Hotels Will Know Everything About You, Now Using Facial Recognition Technology

Facial recognition technology has been a major topic over the past two years, taking more recognition this year actually. For most people, such a thought was limited to science fiction films, but that changed when most people were experiencing the new tech on their Facebook profiles. Then came Google Glass and the fear that it would give the power of facial recognition in the hands of regular people by making it “cool” or “hip”. Yes, facial recognition technology is taking a footing in daily life now, especially now that the first criminal has been arrested with it. Must be something the NSA has planned up right?

But there is now news that facial recognition technology is now being utilized in hotels. According to an article by Glass Almanac, hospitality solutions provider, iTesso, has implemented the technology for use by front desk staff. This will enable them to recognize guests the moment they walk in the door, and before they even have the opportunity to reveal their name. In order to do this, the software will utilize the hotel’s database along with public image sources, such as LinkedIn, to recognize a potential guest. They say this is done to help streamline the check-in process, which is even assisted by a new app as stated in the recent iTesso press release.

Ironically, initiating the new facial recognition technology in their hotels is going against the first instituted ban by Google. However, the ban seems to only be effective against public use of the technology, not for a privatized organization or company and their own clients. This means that for private use in companies, and as long it stays within the privatized use of the company, the ban will be considered useless.

However, media analyst, political activist, and author, Mark Dice, has some interesting words to say about the facial recognition technology used in hotels. First off, it isn’t anything new because he states that high-end stores use the tech to recognize celebrities when they walk into the store. In something of a similar nature, though it is not through facial recognition, restaurants have also been reported for searching the internet for info on their customers. Seriously, how long will it be until those places use facial recognition technology to look up their customers’ food preferences?

So what do you think about hotels now using this tech in hotels? Do you think it will extend to other forms of hospitality such as restaurants and theme parks? If Mark Dice, and many others like him, are correct, then this form of Orwellian control will become the norm, and not just at hotels, but everywhere.

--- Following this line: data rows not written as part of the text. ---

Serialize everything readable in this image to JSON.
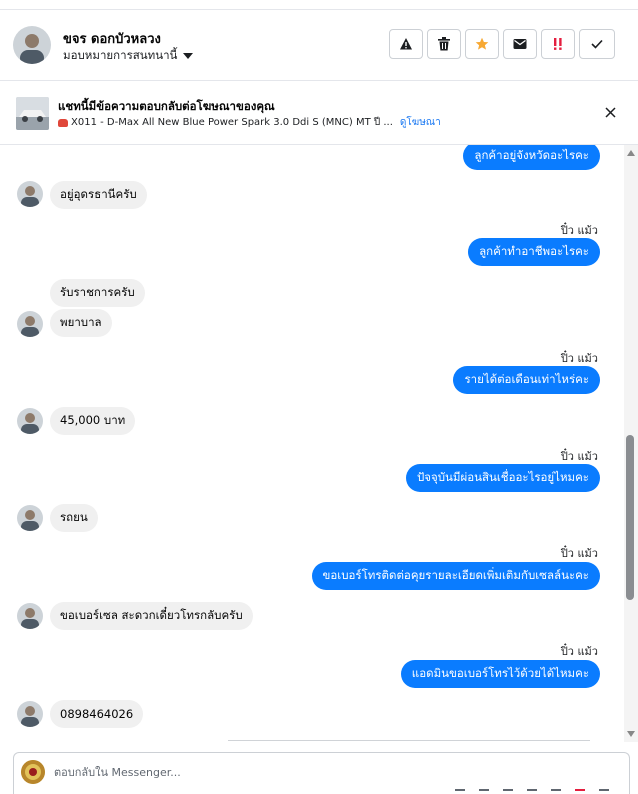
{
  "header": {
    "contact_name": "ขจร ดอกบัวหลวง",
    "assign_label": "มอบหมายการสนทนานี้",
    "actions": [
      {
        "name": "warning-icon",
        "color": "#1c1e21"
      },
      {
        "name": "trash-icon",
        "color": "#1c1e21"
      },
      {
        "name": "star-icon",
        "color": "#f7a833"
      },
      {
        "name": "mail-icon",
        "color": "#1c1e21"
      },
      {
        "name": "urgent-icon",
        "color": "#e41e3f"
      },
      {
        "name": "check-icon",
        "color": "#1c1e21"
      }
    ]
  },
  "ad_bar": {
    "title": "แชทนี้มีข้อความตอบกลับต่อโฆษณาของคุณ",
    "ad_text": "X011 - D-Max All New Blue Power Spark 3.0 Ddi S (MNC) MT ปี ...",
    "link_label": "ดูโฆษณา"
  },
  "messages": [
    {
      "dir": "out",
      "text": "ลูกค้าอยู่จังหวัดอะไรคะ"
    },
    {
      "dir": "in",
      "text": "อยู่อุดรธานีครับ"
    },
    {
      "dir": "out",
      "sender": "ปิ๋ว แม้ว",
      "text": "ลูกค้าทำอาชีพอะไรคะ"
    },
    {
      "dir": "in",
      "text": "รับราชการครับ"
    },
    {
      "dir": "in",
      "text": "พยาบาล"
    },
    {
      "dir": "out",
      "sender": "ปิ๋ว แม้ว",
      "text": "รายได้ต่อเดือนเท่าไหร่คะ"
    },
    {
      "dir": "in",
      "text": "45,000 บาท"
    },
    {
      "dir": "out",
      "sender": "ปิ๋ว แม้ว",
      "text": "ปัจจุบันมีผ่อนสินเชื่ออะไรอยู่ไหมคะ"
    },
    {
      "dir": "in",
      "text": "รถยน"
    },
    {
      "dir": "out",
      "sender": "ปิ๋ว แม้ว",
      "text": "ขอเบอร์โทรติดต่อคุยรายละเอียดเพิ่มเติมกับเซลล์นะคะ"
    },
    {
      "dir": "in",
      "text": "ขอเบอร์เซล  สะดวกเดี๋ยวโทรกลับครับ"
    },
    {
      "dir": "out",
      "sender": "ปิ๋ว แม้ว",
      "text": "แอดมินขอเบอร์โทรไว้ด้วยได้ไหมคะ"
    },
    {
      "dir": "in",
      "text": "0898464026"
    }
  ],
  "composer": {
    "placeholder": "ตอบกลับใน Messenger..."
  },
  "colors": {
    "outgoing_bubble": "#0a7cff",
    "incoming_bubble": "#f0f0f0",
    "link": "#1877f2"
  }
}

iTesso will be demonstrating the new facial recognition technology and software at the Hotel Industry Technology Expo and Converence in Los Angeles, California. Today is actually the last day of the expo.